    When we were in Paris, which seems a life time ago even though it was only three months hence, I bought some Breton caramels from a posh Parisian shop. I was disappointed in them to tell the truth. All I could taste was sugar, and yes, the ingredients do contain sugar but they should also be buttery and creamy. Also they were crumbly like fudge, instead of smooth and almost chewy like a caramel should be. Only one thing for it; to make them myself. Which is what I did a few weeks ago. Unfortunately I forgot to take any decent photographs of them before they got devoured so you will just have to take my word for it as to how good they were. And the people at the Tea Party; they got to try them. They were so moreish that just one was not enough.























    I used a combination of recipes from this blog and my ‘Patisserie Maison’ book by Richard Bertinet, a Christmas present from my Mother. A sugar thermometer is a must for this recipe. Use the best possible ingredients you can afford because you taste it all; I splashed out on proper French 40% crème fraîche and butter from Waitrose.

    Chocolate Caramels

    125g food quality chocolate, chopped
    100ml double cream
    100g crème fraîche
    200g caster sugar
    75ml water
    150ml liquid glucose (you can use light corn syrup if you are in the USA, or golden syrup)
    25g salted butter
    1 teaspoon sea salt

    Line a 8-9 inch (20-23cm) square pan with baking parchment.

    Heat the double cream and crème fraîche in a medium pan until just coming to the boil and the crème fraîche has melted. Remove from the heat but keep warm.

    In a separate pan with a heavy bottom, heat the sugar and water until the sugar has dissolved; then bring to the boil without stirring and add the glucose syrup. Simmer until the mixture is thick and syrupy; this took me about 15-20 minutes.

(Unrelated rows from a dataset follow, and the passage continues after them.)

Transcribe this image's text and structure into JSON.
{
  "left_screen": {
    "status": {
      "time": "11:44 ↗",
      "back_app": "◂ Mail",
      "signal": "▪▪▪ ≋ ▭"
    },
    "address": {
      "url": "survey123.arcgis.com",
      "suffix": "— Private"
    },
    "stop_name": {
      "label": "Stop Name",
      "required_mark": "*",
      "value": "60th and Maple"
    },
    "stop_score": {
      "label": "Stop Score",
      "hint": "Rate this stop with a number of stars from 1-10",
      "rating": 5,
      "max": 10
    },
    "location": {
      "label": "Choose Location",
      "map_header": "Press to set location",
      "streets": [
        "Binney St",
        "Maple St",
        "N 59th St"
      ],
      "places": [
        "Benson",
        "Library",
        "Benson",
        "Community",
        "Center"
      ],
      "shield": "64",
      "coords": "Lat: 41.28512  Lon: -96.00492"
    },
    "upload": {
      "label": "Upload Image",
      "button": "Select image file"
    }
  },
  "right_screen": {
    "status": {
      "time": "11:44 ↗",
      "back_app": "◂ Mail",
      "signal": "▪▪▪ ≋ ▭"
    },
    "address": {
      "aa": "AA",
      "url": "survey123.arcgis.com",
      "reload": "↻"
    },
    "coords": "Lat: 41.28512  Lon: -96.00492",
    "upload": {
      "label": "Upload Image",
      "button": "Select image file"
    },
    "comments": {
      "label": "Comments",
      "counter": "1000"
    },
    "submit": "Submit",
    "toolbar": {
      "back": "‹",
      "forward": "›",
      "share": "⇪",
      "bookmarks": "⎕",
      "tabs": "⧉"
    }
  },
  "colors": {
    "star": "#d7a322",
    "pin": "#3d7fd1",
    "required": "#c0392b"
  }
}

    Take off the heat and stir in the butter and the cream mixture. Put back on the heat and stir continuously and monitor the temperature until you reach 120 ºC. Take off the heat and stir in the chocolate and sea salt, stirring until the chocolate is completely melted.

    Pour the mixture into the prepared tin and leave until completely cool. Slice the caramel into squares and wrap individually in cellophane or parchment paper. They will easily keep for up to a month in a sealed container in the fridge.

























    Update 22/9/17 – recipe for a 8″ x 8″ pan to give a good even depth for dipping. Also cut in to 25mm x 25mm squares so this recipes gives 64.

    155g chocolate
    125ml double cream
    125g creme fraiche
    250g caster sugar
    95ml water
    185g liquid glucose
    30g salted butter
    1 teaspoon sea salt, ground in pestle and mortar

    These won first prize in the Wigginton Show this year!